I have been having plenty of trouble with MySpace. I can barely log on without the site crashing my computer. Or without spyware leeching through the pages. I hope that if any of you are visiting me via MySpace that you are not encountering these problems. It's been very frustrating as you might imagine. Anyway, you should still be able to check out the song samples and leave comments there. It might take me a while to respond, but that's why.

Right now, I'm listening to Handel's Water Music. Nice and relaxing. I'm hopeful that the worst of the Summer heat is done. There's a cool wind refreshing NoHo. Between the high temps and food poisoning last week, I was done right in. Thanks again to everyone for their prayers and well-wishing.

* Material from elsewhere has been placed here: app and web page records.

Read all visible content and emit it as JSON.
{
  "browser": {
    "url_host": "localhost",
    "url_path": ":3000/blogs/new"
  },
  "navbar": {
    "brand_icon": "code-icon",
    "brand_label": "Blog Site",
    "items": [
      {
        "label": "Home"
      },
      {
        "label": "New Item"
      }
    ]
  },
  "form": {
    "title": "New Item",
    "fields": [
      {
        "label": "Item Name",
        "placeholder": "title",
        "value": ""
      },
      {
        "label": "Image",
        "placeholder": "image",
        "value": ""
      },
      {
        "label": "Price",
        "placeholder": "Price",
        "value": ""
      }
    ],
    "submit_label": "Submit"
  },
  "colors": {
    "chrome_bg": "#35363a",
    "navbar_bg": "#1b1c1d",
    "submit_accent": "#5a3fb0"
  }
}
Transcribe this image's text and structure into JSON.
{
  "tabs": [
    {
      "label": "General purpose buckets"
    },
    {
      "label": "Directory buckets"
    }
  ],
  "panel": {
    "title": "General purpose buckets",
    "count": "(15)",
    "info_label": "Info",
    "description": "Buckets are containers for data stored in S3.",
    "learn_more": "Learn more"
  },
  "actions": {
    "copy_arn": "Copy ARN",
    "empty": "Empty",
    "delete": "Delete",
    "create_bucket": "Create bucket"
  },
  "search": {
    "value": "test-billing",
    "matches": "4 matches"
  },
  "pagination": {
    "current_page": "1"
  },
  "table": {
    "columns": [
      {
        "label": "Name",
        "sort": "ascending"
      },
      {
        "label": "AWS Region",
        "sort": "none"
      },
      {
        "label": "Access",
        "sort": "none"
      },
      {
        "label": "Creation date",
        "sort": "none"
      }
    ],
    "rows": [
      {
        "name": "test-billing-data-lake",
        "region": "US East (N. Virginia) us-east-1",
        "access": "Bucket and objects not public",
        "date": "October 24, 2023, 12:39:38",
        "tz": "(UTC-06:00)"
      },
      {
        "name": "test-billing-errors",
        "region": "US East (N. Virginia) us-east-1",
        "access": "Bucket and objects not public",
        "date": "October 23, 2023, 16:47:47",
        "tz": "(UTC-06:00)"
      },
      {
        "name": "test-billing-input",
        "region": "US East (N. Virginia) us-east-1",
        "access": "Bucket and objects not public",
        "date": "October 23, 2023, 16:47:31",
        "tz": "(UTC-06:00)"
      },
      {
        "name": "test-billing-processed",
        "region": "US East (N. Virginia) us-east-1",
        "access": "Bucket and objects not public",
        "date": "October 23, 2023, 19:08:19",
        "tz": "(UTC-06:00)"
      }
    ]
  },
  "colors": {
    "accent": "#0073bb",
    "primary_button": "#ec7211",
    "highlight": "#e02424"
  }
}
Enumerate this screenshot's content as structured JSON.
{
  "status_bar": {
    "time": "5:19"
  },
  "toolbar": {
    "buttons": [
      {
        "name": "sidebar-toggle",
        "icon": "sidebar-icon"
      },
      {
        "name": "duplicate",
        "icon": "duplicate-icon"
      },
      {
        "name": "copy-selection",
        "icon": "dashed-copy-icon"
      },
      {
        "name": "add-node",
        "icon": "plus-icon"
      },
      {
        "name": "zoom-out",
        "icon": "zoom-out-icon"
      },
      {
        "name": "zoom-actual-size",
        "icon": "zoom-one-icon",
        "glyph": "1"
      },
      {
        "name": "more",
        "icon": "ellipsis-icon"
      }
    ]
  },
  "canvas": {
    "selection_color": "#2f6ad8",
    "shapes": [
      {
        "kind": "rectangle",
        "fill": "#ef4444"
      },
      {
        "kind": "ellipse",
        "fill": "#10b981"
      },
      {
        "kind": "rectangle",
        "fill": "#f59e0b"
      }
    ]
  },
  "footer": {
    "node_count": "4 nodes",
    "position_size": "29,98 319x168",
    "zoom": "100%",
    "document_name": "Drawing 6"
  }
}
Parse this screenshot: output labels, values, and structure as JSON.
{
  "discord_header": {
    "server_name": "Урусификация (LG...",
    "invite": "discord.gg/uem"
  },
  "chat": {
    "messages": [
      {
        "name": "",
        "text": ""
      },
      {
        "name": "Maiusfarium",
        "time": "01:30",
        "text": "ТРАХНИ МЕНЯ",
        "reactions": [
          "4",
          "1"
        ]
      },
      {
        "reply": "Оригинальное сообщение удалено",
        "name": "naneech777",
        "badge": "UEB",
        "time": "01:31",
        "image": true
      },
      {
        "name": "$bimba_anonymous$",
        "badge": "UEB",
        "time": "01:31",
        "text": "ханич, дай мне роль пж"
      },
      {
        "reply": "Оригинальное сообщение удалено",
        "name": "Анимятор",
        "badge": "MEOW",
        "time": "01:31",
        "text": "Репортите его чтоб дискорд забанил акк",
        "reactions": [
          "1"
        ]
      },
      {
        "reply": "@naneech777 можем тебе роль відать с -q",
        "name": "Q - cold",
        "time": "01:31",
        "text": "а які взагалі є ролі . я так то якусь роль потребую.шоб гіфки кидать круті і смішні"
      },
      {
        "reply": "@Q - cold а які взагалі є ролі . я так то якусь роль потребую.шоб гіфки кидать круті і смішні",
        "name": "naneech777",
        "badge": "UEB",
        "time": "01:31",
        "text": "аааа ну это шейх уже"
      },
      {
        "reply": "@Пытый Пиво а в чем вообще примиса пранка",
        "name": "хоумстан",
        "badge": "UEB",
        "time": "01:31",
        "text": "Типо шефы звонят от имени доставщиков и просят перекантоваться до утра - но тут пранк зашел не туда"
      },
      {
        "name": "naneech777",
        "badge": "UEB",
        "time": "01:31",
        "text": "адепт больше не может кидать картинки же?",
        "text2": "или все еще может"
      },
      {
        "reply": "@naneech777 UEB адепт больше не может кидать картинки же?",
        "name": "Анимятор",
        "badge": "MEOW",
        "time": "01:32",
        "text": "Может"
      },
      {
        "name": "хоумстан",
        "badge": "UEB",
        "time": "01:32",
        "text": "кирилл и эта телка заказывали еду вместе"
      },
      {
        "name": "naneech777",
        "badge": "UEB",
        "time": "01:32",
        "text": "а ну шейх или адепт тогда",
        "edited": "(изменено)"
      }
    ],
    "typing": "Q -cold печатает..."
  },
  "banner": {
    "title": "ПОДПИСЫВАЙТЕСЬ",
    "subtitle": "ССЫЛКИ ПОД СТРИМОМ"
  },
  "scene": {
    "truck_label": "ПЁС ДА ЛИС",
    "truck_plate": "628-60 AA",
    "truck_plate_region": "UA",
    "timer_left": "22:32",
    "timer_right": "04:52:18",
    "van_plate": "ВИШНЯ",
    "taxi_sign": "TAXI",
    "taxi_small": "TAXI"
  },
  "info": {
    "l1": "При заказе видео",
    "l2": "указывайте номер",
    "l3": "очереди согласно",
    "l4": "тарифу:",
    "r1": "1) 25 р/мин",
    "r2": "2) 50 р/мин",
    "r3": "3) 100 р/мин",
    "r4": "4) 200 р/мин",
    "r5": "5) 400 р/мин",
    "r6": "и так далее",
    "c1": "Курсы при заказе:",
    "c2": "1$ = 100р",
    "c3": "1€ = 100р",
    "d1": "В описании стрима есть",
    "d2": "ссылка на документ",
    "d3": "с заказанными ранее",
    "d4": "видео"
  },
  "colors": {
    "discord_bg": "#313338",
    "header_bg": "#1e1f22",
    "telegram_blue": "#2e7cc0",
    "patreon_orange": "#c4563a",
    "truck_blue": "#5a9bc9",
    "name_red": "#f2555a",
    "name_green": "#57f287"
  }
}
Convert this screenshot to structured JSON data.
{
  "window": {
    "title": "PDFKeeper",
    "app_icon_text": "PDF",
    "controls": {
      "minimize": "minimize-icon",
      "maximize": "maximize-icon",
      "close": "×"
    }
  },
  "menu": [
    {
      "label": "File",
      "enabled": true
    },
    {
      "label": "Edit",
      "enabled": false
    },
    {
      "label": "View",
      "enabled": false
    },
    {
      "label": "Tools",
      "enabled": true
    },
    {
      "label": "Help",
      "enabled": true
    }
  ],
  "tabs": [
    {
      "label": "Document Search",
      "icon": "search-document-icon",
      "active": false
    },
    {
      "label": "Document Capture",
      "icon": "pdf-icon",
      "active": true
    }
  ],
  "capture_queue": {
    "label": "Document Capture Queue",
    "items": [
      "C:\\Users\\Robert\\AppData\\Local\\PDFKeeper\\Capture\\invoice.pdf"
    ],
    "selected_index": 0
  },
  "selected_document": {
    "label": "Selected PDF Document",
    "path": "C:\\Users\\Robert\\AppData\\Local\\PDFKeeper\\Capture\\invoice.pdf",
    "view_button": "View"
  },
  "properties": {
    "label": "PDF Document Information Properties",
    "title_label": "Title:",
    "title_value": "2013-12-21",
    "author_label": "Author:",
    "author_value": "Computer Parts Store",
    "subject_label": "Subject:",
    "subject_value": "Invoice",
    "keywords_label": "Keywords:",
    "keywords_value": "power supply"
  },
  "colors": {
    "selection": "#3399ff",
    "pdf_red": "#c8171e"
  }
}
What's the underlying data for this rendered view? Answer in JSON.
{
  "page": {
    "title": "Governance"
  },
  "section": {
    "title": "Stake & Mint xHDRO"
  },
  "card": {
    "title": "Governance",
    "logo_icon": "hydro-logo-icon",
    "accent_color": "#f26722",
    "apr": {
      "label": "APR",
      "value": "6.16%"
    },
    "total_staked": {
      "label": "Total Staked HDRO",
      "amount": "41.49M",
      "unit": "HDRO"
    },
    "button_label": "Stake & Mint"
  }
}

Tonight, I attended a nice function at church. Dining on grilled hot dogs and crock pot chili. After dinner al fresco, a bunch of us watched August Rush. A very nicely done fable about an orphan who is a musical prodigy. August believes if enough people hear his music that his real parents will be able to find him. Suitable for all ages, obviously (it was church, people). But it does feature Robin Williams channeling the villainous Finnigan from Dickens' Oliver Twist.

What else is new? Well, with Tiger out of action, I'm making my move! I've returned to golf for the first time in over 20 years. Been hitting the driving range. I'm not planning on playing in the British Open. But I'm hoping to get onto an 18 hole course by the beginning of August. It's been fun getting back in to the swing. Literally. It's like learning from scratch. The first couple of times I went to the range, I was trying to bash the ball. My approach was all wrong. But I've loosened up and have started hitting fairly straight.

OK, MySpace is still giving my PC fits. I need to concentrate on a solution.

Have a great week, all.

Peace & Summer Breeze

Saturday, July 05, 2008


Hey all,
just checking in here on the blog. It's been a long hot Summer for the first two weeks of it. I've been really out of sorts. Got a nasty case of food poisoning on Tuesday that has lingered up to the present. No fun at all. Nothing like several hours in the ER getting an IV. And a return visit might be in store.

Interest seems to be building in my upcoming gigs which helps lighten the mood. But seriously, watch what you order when you're dining out.

Hope your 4th of July was safe and fun. I did get to see a dozen fireworks last night.

Peace & Health